Jerry Yang on the future of search over in Yahoo’s Search Blog. Nothing mind blowing here, save it’s sure nice to see Jerry blogging.
Ten years ago, we were focused on a simple yet vast problem: finding better ways to aggregate and organize information so people can find it. Today, the challenge is different. On the one hand, there’s a lot more information to aggregate and it’s not just more in terms of quantity; there’s a larger variety of content as well — from products and images to news and business information. In addition, we’re pulling content from more sources than ever before.
On the other hand, our user’s expectations have also changed. It’s no longer enough to simply provide a structure for users to find what they want on the Web. Today, people expect to find precisely what they’re looking for exactly as it relates to them. It’s the old example of the “Java” search query. Are you looking for coffee or for the programming language? People want to define what’s relevant to them in their own personal way. They also want to tap into the source of their information at will and they want to manage it all to personally suit their needs.

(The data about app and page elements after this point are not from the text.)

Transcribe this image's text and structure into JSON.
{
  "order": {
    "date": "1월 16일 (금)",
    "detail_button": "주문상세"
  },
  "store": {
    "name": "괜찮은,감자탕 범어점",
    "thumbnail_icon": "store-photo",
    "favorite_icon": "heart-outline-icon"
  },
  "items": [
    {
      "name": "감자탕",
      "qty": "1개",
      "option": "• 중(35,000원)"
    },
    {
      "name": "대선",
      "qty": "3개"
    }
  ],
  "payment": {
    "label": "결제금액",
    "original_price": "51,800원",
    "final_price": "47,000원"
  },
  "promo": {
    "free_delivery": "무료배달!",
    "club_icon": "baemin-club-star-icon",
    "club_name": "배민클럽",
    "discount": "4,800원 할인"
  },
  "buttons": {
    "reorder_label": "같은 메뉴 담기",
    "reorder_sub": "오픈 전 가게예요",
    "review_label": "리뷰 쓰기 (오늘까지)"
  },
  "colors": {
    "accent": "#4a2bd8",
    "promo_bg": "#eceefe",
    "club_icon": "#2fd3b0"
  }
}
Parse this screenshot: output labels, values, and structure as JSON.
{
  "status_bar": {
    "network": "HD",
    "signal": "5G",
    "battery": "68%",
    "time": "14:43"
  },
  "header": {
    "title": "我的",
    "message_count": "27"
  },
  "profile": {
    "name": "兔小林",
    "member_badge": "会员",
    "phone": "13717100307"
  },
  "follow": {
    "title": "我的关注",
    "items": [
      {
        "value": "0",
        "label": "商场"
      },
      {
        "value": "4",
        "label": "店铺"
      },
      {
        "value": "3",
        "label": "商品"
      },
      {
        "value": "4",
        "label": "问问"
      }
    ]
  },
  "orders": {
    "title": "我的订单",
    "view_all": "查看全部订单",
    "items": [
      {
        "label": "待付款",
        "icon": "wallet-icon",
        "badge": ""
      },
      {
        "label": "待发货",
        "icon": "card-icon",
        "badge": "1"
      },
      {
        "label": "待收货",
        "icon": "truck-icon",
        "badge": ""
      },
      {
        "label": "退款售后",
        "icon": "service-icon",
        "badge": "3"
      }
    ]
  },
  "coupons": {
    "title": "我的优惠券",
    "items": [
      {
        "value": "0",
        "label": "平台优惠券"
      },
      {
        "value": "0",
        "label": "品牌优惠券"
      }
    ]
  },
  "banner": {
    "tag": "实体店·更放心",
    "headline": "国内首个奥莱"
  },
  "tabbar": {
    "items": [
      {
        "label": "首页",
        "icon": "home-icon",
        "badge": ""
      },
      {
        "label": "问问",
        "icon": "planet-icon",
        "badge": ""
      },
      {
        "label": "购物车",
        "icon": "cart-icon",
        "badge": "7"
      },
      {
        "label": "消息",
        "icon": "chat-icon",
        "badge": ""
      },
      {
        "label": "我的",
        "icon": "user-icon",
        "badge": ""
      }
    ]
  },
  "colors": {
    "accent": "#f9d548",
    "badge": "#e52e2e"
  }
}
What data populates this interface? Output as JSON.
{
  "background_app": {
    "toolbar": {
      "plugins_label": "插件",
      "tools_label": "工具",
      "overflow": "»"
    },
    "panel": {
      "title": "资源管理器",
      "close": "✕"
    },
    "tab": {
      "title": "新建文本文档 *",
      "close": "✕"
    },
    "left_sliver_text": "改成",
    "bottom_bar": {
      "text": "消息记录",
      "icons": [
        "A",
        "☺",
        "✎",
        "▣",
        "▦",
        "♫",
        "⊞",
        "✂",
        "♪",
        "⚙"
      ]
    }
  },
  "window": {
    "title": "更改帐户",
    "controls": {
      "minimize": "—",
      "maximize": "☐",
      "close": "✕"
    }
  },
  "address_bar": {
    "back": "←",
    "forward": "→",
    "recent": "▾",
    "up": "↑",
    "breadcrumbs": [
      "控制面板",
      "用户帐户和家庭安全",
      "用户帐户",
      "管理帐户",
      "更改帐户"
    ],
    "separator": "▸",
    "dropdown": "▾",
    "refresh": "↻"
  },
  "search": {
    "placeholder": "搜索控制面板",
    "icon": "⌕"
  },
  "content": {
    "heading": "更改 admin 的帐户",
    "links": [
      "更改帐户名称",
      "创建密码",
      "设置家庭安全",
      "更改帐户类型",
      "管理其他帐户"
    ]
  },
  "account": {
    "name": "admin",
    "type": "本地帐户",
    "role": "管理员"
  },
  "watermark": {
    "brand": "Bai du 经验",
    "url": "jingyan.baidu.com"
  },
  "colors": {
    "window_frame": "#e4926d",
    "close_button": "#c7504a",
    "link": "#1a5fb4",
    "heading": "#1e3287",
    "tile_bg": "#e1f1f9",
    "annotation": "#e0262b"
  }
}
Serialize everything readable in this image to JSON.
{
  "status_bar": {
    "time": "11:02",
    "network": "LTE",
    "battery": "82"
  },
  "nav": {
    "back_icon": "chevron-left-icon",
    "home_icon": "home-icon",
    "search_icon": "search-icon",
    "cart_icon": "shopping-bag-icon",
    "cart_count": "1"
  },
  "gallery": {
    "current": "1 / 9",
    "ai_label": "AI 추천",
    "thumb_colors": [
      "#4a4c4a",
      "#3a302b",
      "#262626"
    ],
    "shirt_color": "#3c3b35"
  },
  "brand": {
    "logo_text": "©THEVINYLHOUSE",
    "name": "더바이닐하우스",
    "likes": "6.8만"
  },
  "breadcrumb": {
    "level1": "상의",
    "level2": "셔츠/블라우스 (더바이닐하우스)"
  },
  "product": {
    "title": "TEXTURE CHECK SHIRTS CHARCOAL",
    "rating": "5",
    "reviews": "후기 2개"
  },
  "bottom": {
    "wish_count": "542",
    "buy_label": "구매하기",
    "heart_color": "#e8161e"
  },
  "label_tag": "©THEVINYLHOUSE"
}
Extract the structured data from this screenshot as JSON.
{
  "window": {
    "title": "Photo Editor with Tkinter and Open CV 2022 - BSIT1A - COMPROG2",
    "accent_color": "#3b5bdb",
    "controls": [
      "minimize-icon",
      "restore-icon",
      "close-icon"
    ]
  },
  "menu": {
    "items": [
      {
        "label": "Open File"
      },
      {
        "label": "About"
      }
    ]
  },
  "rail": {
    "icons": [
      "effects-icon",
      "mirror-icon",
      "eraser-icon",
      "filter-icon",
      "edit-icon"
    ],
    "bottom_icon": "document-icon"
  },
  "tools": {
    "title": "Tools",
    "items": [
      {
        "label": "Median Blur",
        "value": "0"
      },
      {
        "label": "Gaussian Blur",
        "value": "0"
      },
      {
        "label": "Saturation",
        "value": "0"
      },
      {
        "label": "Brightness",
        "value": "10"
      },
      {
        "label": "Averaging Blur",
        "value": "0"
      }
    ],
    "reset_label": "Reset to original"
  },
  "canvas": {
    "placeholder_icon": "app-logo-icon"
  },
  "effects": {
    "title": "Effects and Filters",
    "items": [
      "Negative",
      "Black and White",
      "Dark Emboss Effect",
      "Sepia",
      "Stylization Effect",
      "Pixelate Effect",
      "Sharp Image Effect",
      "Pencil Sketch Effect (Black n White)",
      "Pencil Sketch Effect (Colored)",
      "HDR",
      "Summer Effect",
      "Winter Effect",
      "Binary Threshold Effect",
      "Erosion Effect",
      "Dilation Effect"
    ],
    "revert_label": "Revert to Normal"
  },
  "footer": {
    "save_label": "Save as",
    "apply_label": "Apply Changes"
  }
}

That’s what is exciting about where we are today. Search as a problem is still far from being solved. The user is in the driver’s seat: they want an experience that is increasingly personal, more relevant, and ties into their task more integrally. Search is just a way to get that integrated experience, but it’s all about what the users want – when they want it, how they want it, and who they want it from.